TASK OBJECTIVE> How many of the lines below include "this"? Give the number and no other words.

RECORDS FOR THE EXERCISE>

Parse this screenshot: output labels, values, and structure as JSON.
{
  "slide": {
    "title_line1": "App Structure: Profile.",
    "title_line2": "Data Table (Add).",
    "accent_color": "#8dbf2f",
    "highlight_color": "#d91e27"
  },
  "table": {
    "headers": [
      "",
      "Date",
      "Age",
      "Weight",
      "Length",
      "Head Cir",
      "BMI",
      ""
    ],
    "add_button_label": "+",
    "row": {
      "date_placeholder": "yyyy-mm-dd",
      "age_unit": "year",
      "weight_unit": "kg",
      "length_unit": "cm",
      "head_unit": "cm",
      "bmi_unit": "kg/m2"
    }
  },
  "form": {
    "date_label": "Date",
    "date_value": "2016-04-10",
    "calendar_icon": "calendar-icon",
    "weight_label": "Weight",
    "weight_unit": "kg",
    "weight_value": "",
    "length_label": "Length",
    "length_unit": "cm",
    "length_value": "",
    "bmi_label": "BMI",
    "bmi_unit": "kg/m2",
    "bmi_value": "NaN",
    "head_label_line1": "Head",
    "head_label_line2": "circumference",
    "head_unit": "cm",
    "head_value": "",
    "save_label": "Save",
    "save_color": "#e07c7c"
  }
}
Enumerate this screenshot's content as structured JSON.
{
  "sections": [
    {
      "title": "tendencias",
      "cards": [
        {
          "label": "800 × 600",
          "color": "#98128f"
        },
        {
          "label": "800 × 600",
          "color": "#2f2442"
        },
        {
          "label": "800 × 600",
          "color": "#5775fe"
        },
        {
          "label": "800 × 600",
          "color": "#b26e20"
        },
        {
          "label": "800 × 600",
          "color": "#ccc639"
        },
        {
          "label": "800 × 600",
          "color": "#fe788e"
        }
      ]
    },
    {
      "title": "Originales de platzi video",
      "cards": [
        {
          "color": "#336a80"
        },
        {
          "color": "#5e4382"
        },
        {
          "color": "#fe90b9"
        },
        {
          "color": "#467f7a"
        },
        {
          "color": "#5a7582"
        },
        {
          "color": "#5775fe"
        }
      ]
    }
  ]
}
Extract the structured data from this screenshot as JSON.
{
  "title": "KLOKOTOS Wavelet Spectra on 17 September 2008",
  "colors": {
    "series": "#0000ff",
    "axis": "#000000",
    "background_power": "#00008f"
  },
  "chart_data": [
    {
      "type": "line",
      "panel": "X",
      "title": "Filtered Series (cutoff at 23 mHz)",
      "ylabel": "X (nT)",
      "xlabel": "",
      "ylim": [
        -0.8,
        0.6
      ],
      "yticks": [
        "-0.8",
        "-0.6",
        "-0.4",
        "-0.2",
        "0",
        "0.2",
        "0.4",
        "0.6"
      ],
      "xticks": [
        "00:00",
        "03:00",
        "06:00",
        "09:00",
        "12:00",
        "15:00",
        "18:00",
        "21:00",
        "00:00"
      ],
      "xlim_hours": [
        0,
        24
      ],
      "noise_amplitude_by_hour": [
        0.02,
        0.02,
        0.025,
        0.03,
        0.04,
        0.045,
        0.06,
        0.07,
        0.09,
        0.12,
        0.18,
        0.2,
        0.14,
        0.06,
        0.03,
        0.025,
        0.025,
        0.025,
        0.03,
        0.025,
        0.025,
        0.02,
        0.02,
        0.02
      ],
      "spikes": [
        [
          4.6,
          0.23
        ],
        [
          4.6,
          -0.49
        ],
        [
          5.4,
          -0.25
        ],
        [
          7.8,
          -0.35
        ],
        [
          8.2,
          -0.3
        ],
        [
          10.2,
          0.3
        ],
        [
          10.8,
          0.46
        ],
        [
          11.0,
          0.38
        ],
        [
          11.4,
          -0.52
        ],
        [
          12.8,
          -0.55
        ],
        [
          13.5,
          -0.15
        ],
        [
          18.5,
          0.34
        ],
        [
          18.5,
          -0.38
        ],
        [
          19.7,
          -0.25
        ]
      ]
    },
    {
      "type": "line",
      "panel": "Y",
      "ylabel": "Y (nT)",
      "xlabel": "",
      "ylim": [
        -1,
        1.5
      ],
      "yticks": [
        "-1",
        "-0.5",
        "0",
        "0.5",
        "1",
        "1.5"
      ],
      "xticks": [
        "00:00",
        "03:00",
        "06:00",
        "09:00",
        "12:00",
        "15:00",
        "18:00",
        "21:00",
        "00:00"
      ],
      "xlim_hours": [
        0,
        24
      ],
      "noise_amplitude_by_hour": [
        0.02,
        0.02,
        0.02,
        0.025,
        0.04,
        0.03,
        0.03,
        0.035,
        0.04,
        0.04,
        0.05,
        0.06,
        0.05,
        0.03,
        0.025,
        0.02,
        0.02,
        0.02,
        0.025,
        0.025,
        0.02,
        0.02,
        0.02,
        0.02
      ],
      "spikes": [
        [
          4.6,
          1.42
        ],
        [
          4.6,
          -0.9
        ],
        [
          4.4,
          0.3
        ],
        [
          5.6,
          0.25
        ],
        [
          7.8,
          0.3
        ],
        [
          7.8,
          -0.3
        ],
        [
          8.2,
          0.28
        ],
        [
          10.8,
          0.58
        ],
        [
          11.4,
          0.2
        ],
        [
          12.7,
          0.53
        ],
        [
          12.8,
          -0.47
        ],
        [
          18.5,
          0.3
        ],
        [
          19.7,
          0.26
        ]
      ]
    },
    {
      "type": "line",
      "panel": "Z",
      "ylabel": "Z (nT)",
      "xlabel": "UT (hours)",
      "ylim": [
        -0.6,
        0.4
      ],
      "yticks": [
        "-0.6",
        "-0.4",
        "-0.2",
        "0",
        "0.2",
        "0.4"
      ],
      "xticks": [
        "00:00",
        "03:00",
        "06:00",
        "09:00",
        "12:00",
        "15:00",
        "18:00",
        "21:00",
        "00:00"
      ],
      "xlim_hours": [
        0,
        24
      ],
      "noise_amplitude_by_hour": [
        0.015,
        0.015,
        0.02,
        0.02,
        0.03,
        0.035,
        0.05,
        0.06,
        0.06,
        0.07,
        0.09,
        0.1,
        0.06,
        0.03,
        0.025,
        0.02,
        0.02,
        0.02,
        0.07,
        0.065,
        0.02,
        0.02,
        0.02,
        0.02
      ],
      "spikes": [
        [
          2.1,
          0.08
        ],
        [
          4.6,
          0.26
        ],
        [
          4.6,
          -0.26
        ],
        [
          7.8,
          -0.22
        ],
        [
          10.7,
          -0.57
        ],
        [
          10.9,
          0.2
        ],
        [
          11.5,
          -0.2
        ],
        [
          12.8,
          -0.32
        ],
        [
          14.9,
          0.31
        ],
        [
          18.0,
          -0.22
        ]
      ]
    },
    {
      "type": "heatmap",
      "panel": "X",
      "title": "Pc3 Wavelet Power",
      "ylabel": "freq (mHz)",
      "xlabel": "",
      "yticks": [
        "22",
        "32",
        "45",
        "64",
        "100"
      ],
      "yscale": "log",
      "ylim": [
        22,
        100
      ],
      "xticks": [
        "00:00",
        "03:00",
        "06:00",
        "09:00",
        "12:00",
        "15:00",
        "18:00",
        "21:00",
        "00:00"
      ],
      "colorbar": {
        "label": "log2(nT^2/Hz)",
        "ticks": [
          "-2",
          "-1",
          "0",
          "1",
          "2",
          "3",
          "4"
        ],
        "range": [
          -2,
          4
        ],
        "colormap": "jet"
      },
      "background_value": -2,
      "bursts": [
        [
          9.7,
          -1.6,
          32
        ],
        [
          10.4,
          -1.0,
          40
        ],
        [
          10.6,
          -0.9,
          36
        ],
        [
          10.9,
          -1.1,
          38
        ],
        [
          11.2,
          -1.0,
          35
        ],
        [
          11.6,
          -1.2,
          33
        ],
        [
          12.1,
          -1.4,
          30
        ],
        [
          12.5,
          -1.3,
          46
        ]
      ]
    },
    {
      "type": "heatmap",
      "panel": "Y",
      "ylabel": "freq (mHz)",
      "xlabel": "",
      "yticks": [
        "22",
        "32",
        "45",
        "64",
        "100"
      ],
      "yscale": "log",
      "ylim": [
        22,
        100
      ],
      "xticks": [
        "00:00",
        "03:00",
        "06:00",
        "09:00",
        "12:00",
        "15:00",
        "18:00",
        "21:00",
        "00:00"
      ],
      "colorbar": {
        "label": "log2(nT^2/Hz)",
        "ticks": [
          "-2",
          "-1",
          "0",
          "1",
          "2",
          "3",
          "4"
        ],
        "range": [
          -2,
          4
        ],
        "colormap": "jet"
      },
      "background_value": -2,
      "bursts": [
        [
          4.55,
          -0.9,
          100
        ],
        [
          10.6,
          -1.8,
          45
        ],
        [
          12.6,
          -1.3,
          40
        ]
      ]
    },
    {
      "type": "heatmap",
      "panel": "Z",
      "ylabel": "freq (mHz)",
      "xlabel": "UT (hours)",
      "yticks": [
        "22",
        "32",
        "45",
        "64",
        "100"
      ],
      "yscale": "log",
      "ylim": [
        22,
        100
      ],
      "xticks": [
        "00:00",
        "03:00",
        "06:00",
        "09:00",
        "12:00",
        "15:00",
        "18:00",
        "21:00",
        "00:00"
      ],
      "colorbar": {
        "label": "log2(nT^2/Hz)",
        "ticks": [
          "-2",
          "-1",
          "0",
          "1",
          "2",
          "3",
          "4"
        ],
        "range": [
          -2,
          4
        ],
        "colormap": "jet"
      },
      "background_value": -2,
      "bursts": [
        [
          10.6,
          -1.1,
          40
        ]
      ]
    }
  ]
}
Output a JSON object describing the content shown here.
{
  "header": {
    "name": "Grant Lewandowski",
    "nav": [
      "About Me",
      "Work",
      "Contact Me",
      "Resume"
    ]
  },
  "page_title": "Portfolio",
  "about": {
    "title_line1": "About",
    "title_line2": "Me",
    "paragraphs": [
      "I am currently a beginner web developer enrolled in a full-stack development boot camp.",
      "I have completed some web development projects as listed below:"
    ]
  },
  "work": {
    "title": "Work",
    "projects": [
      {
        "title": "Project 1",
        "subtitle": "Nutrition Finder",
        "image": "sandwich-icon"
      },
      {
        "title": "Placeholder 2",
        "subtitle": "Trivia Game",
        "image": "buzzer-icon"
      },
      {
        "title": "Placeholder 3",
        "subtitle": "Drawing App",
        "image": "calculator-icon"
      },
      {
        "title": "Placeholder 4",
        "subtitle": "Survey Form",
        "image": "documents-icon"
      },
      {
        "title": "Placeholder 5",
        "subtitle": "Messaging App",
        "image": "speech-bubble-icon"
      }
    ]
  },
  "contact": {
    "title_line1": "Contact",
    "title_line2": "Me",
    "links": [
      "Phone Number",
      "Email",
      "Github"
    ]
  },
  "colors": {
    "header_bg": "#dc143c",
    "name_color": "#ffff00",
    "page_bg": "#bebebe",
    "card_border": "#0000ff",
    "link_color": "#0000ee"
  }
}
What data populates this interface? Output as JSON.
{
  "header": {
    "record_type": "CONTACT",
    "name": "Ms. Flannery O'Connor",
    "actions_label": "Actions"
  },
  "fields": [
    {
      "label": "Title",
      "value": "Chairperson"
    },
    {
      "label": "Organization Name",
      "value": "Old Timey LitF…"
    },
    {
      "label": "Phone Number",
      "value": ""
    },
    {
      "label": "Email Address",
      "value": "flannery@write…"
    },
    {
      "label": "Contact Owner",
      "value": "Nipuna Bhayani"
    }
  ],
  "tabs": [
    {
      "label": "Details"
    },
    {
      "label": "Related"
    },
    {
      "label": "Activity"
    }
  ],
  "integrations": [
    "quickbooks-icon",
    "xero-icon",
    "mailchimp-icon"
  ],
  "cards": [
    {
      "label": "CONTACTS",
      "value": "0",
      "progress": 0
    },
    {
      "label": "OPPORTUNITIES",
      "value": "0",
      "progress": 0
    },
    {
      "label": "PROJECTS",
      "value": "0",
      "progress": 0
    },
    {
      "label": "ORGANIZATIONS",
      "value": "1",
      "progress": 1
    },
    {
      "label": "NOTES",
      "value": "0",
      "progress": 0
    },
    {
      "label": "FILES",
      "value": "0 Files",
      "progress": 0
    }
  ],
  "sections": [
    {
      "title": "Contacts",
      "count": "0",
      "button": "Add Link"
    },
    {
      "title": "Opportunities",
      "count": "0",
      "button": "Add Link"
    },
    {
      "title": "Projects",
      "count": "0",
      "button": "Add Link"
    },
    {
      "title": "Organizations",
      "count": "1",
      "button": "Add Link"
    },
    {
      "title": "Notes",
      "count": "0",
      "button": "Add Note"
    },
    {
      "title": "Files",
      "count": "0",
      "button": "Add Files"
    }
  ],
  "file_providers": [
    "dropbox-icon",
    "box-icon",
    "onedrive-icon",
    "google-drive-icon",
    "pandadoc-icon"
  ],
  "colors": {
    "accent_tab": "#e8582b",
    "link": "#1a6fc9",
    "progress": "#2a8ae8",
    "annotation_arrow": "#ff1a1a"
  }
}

TASK RESPONSE> 4